“[The dollhouse] is really all about something very special that our parents shared in their later years.  They were so happy while they were working on this project, and my mother continues to say how impressed she was with my father's talent...she never knew he would enjoy something like this, and how long the interest in it lasted.  

“My mother [Mrs. Armstrong] actually created a “story” of the dollhouse and its family.  It really centers around a wealthy grandmother who owned the house, and let her son and daughter-in-law move in to take care of her and the house.  Her son may have been in the Navy, but we are not sure.  The couple had a daughter and two boys (maybe twins). 

 “The grandmother continually talked about moving back to England (where she is from..that's why she has the crown jewels and portrait of the Queen on the third floor). The grandmother did not like sharing the third floor bathroom with the twin boys because they were messy; they were sent to use the maid's bathroom on the second floor!

“[My mother] really told [the story] more like a soap opera...and my mother loves a good soap opera story!”

dollhouse

Be sure to drop by the library and see this amazing miniature creation.  It is truly a "labor of love" and work of art.  You may even get a glimpse of the family!   

 

Bird Island Park

In our "back yard"

BirdIslandParkSign PlayersPavilion
Players Pavilion
parkgrounds
Park Grounds
RookeryPavilion
Rookery Pavilion

History 

A History of the Friends of the Library, 2001- 2007

HISTORY OF LIBRARIES AND FRIENDS 

Libraries have always had Friends. Historically, there were John Harvard, Ben Franklin, Thomas Jefferson,William Rind, Horace Mann, Melvil Dewey, and Andrew Carnegie. These men brought us the public library system that we have today – 17,000 main and branch libraries. 

In 1876, the American Library Association became very active. It had a committee concerned with Friends of the Library groups which were initially active in Hawaii and New York. In 1975, this committee surveyed the known FOL organizations and found that there was interest in sharing ideas for FOL activities, so in 1979, Friends of the Library USA was incorporated. By 2004 it had over 2,000 member groups, with the Ponte Vedra FOL joining in 1985. 

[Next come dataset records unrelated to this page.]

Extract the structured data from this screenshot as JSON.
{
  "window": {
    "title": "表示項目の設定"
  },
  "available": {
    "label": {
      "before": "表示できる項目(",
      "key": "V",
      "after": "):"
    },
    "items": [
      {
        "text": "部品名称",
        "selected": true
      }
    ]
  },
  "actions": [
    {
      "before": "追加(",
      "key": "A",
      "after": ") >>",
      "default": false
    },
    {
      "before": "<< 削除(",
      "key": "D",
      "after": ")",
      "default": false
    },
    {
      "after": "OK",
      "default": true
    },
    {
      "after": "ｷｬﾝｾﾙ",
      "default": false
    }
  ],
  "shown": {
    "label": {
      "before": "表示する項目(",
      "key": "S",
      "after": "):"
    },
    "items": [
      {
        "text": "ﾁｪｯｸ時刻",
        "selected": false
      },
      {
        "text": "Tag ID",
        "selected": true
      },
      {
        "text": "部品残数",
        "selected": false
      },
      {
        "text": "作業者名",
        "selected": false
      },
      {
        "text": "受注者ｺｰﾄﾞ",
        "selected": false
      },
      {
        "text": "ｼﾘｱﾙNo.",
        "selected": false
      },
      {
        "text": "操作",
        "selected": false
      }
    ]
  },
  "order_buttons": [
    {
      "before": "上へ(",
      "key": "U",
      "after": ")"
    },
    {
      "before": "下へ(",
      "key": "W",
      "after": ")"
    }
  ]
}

The Early Days by Jack Morgan 

Later history by Mimi Kelley


   Jack Morgan Memorial Fountain